Scan the records for the word "Accumulation". Copy each line that includes it.

(Element data from apps and pages)

━━━━

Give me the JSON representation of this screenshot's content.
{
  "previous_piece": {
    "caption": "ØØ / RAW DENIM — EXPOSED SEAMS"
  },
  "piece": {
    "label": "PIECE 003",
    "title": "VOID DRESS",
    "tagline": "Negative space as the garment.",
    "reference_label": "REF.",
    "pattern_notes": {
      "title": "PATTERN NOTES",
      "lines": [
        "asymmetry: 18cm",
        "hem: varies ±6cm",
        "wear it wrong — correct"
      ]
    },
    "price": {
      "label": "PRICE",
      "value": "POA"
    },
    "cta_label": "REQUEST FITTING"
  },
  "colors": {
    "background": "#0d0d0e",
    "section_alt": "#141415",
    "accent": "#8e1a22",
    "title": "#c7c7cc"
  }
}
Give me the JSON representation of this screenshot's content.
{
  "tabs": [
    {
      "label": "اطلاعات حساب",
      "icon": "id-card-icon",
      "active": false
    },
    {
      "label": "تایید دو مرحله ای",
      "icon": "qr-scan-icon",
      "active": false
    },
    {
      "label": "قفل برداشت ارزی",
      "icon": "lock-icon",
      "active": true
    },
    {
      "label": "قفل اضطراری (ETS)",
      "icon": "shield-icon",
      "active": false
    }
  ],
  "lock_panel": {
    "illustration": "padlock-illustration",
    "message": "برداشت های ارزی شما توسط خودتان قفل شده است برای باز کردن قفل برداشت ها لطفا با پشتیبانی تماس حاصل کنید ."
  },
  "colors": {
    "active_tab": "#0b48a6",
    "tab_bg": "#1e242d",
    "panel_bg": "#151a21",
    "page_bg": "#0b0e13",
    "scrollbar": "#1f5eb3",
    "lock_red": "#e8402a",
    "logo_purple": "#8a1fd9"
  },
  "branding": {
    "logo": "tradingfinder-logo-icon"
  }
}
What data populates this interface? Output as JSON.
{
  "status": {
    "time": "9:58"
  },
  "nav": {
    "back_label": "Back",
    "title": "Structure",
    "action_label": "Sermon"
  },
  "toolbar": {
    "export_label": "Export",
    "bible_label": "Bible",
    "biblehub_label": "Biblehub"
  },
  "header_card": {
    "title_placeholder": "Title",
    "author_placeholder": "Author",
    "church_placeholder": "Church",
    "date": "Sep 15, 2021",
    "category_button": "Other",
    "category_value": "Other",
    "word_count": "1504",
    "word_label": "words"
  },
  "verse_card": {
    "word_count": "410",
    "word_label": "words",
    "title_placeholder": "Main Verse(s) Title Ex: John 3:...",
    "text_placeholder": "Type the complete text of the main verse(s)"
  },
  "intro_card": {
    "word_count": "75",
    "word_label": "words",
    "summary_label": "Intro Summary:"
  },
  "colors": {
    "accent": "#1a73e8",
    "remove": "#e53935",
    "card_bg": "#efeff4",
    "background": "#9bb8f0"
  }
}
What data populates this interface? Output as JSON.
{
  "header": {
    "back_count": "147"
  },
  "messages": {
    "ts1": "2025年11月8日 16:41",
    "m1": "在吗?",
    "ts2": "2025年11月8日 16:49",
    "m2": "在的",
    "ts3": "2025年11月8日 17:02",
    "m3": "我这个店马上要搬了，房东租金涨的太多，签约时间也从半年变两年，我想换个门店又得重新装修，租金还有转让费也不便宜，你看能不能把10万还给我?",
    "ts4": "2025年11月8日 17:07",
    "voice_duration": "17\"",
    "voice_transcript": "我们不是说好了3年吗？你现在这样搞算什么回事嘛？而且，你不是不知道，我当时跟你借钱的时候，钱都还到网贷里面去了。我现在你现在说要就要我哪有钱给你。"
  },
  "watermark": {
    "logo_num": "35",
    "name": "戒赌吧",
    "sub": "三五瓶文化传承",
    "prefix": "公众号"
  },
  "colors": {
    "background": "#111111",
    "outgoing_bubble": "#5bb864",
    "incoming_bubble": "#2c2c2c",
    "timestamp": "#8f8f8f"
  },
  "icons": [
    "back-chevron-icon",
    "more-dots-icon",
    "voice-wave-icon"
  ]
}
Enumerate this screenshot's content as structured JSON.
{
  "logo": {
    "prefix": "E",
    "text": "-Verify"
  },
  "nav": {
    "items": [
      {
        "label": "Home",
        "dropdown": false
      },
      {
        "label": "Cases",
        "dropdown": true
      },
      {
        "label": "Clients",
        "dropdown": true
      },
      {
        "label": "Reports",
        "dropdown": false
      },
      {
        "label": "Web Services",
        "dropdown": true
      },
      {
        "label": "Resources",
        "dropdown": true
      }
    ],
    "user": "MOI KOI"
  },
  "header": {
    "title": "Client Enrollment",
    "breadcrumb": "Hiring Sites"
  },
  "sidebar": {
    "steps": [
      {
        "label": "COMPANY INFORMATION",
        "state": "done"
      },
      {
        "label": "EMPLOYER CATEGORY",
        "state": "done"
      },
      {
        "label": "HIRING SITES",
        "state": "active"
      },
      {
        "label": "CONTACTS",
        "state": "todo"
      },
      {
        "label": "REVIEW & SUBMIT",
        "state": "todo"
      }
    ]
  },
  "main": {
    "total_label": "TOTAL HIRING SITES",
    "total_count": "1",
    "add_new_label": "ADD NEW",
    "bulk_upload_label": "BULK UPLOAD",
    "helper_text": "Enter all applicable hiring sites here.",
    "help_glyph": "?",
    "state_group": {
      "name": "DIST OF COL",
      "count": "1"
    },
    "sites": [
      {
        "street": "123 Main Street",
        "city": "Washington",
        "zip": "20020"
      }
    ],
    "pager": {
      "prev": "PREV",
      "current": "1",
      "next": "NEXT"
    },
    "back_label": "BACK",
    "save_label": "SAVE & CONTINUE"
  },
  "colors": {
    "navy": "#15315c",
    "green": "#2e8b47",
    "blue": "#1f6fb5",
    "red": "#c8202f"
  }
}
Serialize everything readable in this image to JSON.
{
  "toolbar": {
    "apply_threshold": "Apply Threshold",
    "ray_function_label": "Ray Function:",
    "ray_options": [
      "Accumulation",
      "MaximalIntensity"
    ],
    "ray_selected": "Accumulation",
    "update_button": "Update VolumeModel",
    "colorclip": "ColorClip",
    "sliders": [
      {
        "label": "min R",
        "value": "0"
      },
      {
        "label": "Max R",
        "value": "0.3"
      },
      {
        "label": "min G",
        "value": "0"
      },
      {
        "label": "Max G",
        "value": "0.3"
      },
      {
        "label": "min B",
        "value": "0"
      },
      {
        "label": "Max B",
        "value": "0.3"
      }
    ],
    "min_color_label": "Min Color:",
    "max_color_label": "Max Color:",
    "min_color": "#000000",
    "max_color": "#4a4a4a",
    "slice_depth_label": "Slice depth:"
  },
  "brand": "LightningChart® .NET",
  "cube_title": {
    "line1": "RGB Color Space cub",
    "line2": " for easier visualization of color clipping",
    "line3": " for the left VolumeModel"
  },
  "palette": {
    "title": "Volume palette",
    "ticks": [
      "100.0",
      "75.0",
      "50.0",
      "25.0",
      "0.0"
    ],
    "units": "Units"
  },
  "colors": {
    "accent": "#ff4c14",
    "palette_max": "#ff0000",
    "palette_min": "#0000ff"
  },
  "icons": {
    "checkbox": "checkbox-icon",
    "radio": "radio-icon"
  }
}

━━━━

(Task response)
      "Accumulation",
    "ray_selected": "Accumulation",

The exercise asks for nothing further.